from approximately 1450 to 1850, were produced by people living
in Europe and eastern North America. Mounting evidence suggests
that these observations do not reflect conditions elsewhere.
change can occur regionally
glad you werent living on Greenland in the late 17th
century. The island often was surrounded by ice and cut
off from nearby lands.
example of climatologist Michael Manns research in
patterns of climate change shows that only some regions
were affected during the period known as the Little
Ice Age. This resulted from a decrease in the suns
activity, which occurs periodically, causing a shift in
assistant professor of environmental sciences at U.Va.,
and his colleagues at NASAs Goddard Institute for
Space Studies and at the University of Massachusetts, compared
results of a computer climate simulation with actual climate
data to estimate climate and atmospheric conditions during
the peak of the Little Ice Age. Their work shows that climactic
changes during the period were concentrated more regionally
in the suns energy used to be one of the biggest factors
influencing climate change. Since the industrial revolution,
however, greenhouse gasses have become the biggest catalysts.
the mid-1600s and the early 1700s, the Earths surface
temperatures in the Northern Hemisphere appear to have been
equal to or near the lowest levels during the 20th century,
and only about one degree Fahrenheit colder than today.
In contrast, European winter temperatures were reduced by
1.8 to 2.7 degrees Fahrenheit and that difference
was enough to routinely freeze canals solid in Holland,
as well as lock up Greenland in ice.
an inverse way, this has implications for the global warming
debate, Mann said. It could suggest that when
global temperature warms even slightly, some regions would
experience potentially significant temperature increases,
which could affect people, crops and ecosystems.
using records from a variety of sources, we can assemble a much
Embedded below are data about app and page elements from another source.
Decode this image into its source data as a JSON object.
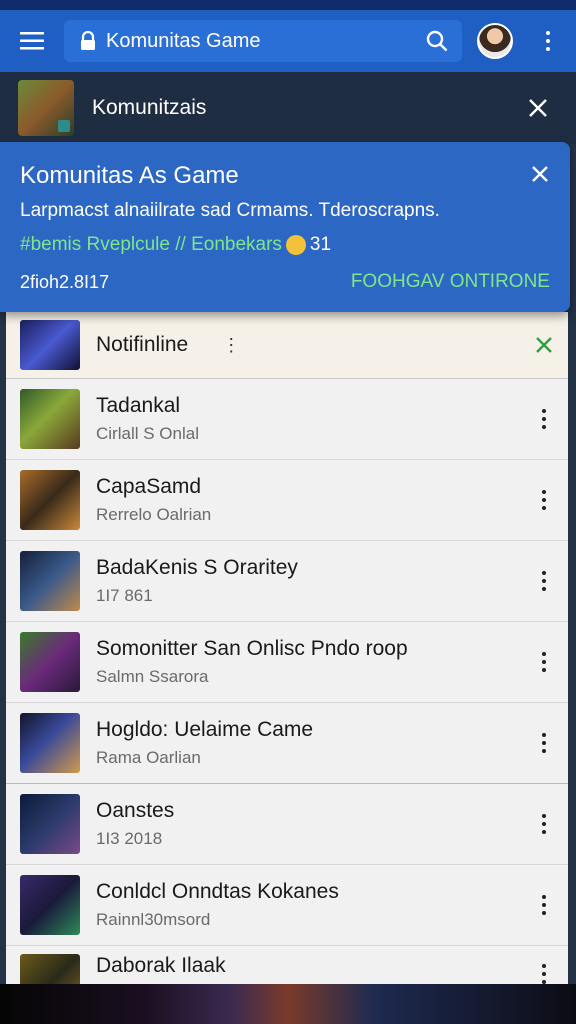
{
  "appbar": {
    "search_query": "Komunitas Game"
  },
  "notification_bar": {
    "title": "Komunitzais"
  },
  "card": {
    "title": "Komunitas As Game",
    "description": "Larpmacst alnaiilrate sad Crmams. Tderoscrapns.",
    "tags": "#bemis Rveplcule // Eonbekars",
    "count": "31",
    "date": "2fioh2.8I17",
    "action": "FOOHGAV ONTIRONE"
  },
  "list": {
    "highlight": {
      "title": "Notifinline",
      "dots": "⋮"
    },
    "items": [
      {
        "title": "Tadankal",
        "subtitle": "Cirlall S Onlal"
      },
      {
        "title": "CapaSamd",
        "subtitle": "Rerrelo Oalrian"
      },
      {
        "title": "BadaKenis S Oraritey",
        "subtitle": "1I7 861"
      },
      {
        "title": "Somonitter San Onlisc Pndo roop",
        "subtitle": "Salmn Ssarora"
      },
      {
        "title": "Hogldo: Uelaime Came",
        "subtitle": "Rama Oarlian"
      },
      {
        "title": "Oanstes",
        "subtitle": "1I3 2018"
      },
      {
        "title": "Conldcl Onndtas Kokanes",
        "subtitle": "Rainnl30msord"
      },
      {
        "title": "Daborak Ilaak",
        "subtitle": ""
      }
    ]
  },
  "colors": {
    "appbar": "#1f5fc4",
    "card": "#2d67c4",
    "accent_green": "#7ee68c",
    "close_green": "#2e9e3e"
  }
}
more comprehensive, global picture, Mann says. By matching
these data with well-understood weather patterns like El Niño,
we can make reasonable surmises about conditions in areas for
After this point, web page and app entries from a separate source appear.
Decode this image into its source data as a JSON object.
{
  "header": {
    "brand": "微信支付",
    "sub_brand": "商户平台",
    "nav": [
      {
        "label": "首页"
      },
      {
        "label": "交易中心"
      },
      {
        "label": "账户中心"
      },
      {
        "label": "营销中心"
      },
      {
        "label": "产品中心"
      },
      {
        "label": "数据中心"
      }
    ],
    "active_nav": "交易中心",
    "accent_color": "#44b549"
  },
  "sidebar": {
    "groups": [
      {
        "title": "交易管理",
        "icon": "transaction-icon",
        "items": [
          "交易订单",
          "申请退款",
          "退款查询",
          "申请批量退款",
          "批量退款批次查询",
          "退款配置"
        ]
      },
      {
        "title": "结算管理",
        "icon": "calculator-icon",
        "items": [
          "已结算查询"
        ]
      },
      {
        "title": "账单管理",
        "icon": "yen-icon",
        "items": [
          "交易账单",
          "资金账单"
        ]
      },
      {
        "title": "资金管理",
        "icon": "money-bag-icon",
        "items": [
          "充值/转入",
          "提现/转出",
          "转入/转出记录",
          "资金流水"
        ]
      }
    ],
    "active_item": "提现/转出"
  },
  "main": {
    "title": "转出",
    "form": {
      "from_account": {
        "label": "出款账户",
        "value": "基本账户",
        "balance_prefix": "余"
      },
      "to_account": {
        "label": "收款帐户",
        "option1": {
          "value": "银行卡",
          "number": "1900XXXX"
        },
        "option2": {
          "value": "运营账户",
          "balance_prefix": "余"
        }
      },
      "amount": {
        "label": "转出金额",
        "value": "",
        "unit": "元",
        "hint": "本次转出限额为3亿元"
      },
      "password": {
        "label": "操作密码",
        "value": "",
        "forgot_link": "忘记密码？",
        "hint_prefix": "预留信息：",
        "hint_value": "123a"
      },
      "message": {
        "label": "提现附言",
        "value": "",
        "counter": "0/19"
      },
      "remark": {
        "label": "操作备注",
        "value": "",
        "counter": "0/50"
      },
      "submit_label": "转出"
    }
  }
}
which we have no data.
Mann, creativity involves moving deeper and deeper into a problem.
He found the level of accuracy attained by simply compiling data
was inadequate because it does not account for local anomalies
conditions that might produce unusual readings in a specific
year or contaminate the data. Consequently, he chose to apply
the tools of multivariate statistical analysis, which enables
him to compare groups of data over any given year and compare
them with established patterns. He can then identify the most
reliable information in the available data.
turn to the instrumental record established during the past 100
years to identify a dozen or so influential patterns, he
says. In essence we are using the 20th century to train
the proxy data from previous centuries. To ensure that he
doesnt bias his analysis toward the 20th century, he assumes
that the frequency and amplitude of these patterns might be different
in the past.
creativity and persistence have paid off. Conclusions about yearly
temperature produced by his statistical methods have been confirmed
by climate models that incorporate such factors as variations
in solar energy, including the effects of these variations on
the jet stream.
validation, in turn, helps give the modelers the assurance they
need to apply their models to predicting changes in the future.
story reprinted from the Winter 2002 issue of Explorations, produced
by the Office of the Vice Provost for Research and Public Service
and the University Development Office of Corporate and Foundation
Relations. Online at www.virginia.edu/researchandpublicservice/explorations
All of the articles reprinted from Explorations in the Feb. 8
issue of Inside UVA were written by Charles Feigenoff.